                                    Herbal Pot-Pourri


Pot-pourri is a very traditional aromatic accessory for the home and many recipes have been handed down through the generations.  There are several ways to make pot-pourri.  The oldest method is for a moist pot-pourri where layers of rose petals, spices and salt are arranged in a large crock and left to rot down for six weeks or more.  The strength of scent is excellent but the visual appearance is not good (the salt bleaches out all the color in the rose petals).  That is why traditional pot-pourri jars are closed, with holes for the fragrance to waft through.

A prettier finished effect is gained by mixing flowers and herbs with essential oils and a fixative, such as orris root.  This is also a fairly lengthy method but the finished effect can be lovely, particularly if some flowers are dried with silica gel and placed on top for decoration.

As most of the projects here are for sachets or other items where the herbs are hidden away behind some fabric, the look of the finished pot-pourri is not of paramount importance.  The main point is that the scent should be strong and long-lasting.  When making small sachets it helps to use fairly small ingredients of an even size, so there are no unsightly lumps and bulges in the sachets.  The best answer for this is to use small sprigs of dried herbs and flowers with a much larger proportion of fixative.

Many recipes call for powdered orris root, but I use cut and sifted orris or blue flag root instead, as I find the powder spoils the outward appearance of pot-pourri.  However, as the recipes here are mainly for use on sachets, either powdered or cut orris root will do.


Many of the recipes here can easily be altered to suit whatever ingredients you have available.  Once you have made several batches of your own pot-pourri you will become more courageous and want to experiment.  It is easy to make up your own recipesjust keep to the basic guidelines on quantities of ingredients.

                                Orris Root and Oil Mixture

As a general note, I use a measuring jug when measuring out the various dry ingredients, unless they are measured by the spoonful.  The orris root is best mixed with the essential oil first and put into a small screw-top jar to mature for a couple of days.  If you are intending to make several types of pot-pourri, I would  suggest you build up a collection of jars with different orris root and essential oil mixtures which you can use as you wish.

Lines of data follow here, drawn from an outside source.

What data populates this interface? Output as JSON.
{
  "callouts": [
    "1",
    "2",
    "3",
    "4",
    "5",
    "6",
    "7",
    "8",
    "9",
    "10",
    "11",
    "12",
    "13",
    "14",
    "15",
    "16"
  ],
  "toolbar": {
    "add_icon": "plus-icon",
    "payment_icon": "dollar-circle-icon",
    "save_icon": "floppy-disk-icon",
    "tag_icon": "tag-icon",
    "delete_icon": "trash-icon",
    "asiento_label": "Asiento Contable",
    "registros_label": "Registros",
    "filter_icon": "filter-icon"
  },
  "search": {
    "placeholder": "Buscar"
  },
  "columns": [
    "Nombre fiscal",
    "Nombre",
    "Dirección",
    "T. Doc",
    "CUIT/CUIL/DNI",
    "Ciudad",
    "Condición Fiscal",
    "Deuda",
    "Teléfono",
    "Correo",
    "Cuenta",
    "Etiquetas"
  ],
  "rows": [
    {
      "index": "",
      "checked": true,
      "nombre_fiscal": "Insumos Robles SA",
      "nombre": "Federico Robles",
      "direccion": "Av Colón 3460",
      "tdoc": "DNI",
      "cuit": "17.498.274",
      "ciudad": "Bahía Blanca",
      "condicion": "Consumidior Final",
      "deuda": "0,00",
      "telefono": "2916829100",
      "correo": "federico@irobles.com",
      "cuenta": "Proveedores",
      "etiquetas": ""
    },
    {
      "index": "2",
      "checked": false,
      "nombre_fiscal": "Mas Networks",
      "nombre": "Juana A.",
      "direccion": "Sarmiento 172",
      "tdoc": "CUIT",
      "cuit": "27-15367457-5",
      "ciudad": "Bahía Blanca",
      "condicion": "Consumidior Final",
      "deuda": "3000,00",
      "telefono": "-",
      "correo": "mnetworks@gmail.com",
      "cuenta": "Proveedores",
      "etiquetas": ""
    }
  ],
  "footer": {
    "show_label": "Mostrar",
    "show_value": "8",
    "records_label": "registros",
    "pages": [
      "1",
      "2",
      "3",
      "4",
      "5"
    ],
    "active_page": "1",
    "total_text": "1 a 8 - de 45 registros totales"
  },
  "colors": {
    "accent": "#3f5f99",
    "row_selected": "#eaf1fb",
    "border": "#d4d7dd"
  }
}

Mix the oil and orris root in the proportions of 4 oz orris root to 1/2 fl oz essential oil.  Once it has matured for a couple of days you can use it by the tablespoonful as indicated in the recipes.  Make sure that you label the jars clearly, stating the particular essential oil you have used.  The collection of orris root/oil jars can then sit in a neat row on your kitchen shelf or worktop, where you can shake them occasionally to encourage the mixing process.  Avoid storing them in strong sunlight as it will reduce the strength of the essential oils.

                     Delicious Mint and Cinnamon Pot-Pourri


1/2 pint cinnamon pieces

1/2 pint mint leaves, crumbled

2 tbsp cinnamon/orris mixture

1 tbsp apple/orris mixture

1/2 tbsp mint/orris mixture

Use a large mixing bowl and mix together all the ingredients.  As these recipes are mainly destined for use in sachets, you should break the cinnamon pieces up fairly small.  Having mixed it well, turn the mixture into a large jar or polythene bag and seal.  Put it away for two to four weeks, shaking it regularly to ensure even distribution of the oil mixtures.  Check the smell after two weeks; if the aroma seems satisfactory you can use it, but if not, you should wait another couple of weeks.  If you are still not happy with the smell, try adding other orris root/oil mixes until you like the balance of the fragrance.